Items from an interface collection:

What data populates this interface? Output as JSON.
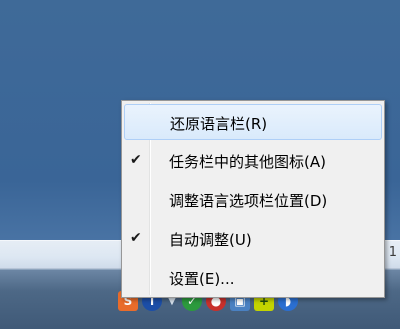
{
  "menu": {
    "items": [
      {
        "label": "还原语言栏(R)",
        "checked": false,
        "highlighted": true
      },
      {
        "label": "任务栏中的其他图标(A)",
        "checked": true,
        "highlighted": false
      },
      {
        "label": "调整语言选项栏位置(D)",
        "checked": false,
        "highlighted": false
      },
      {
        "label": "自动调整(U)",
        "checked": true,
        "highlighted": false
      },
      {
        "label": "设置(E)...",
        "checked": false,
        "highlighted": false
      }
    ],
    "check_glyph": "✔"
  },
  "langbar": {
    "tail_text": "1"
  },
  "tray": {
    "icons": [
      "ime-icon",
      "info-icon",
      "show-hidden-arrow-icon",
      "shield-icon",
      "red-app-icon",
      "network-icon",
      "plus-icon",
      "volume-icon"
    ]
  },
  "colors": {
    "desktop": "#3a6597",
    "menu_bg": "#f0f0f0",
    "highlight": "#d9eafb",
    "highlight_border": "#aecff7"
  }
}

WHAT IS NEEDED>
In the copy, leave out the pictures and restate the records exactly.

REPLY>
What data populates this interface? Output as JSON.
{
  "menu": {
    "items": [
      {
        "label": "还原语言栏(R)",
        "checked": false,
        "highlighted": true
      },
      {
        "label": "任务栏中的其他图标(A)",
        "checked": true,
        "highlighted": false
      },
      {
        "label": "调整语言选项栏位置(D)",
        "checked": false,
        "highlighted": false
      },
      {
        "label": "自动调整(U)",
        "checked": true,
        "highlighted": false
      },
      {
        "label": "设置(E)...",
        "checked": false,
        "highlighted": false
      }
    ],
    "check_glyph": "✔"
  },
  "langbar": {
    "tail_text": "1"
  },
  "tray": {
    "icons": [
      "ime-icon",
      "info-icon",
      "show-hidden-arrow-icon",
      "shield-icon",
      "red-app-icon",
      "network-icon",
      "plus-icon",
      "volume-icon"
    ]
  },
  "colors": {
    "desktop": "#3a6597",
    "menu_bg": "#f0f0f0",
    "highlight": "#d9eafb",
    "highlight_border": "#aecff7"
  }
}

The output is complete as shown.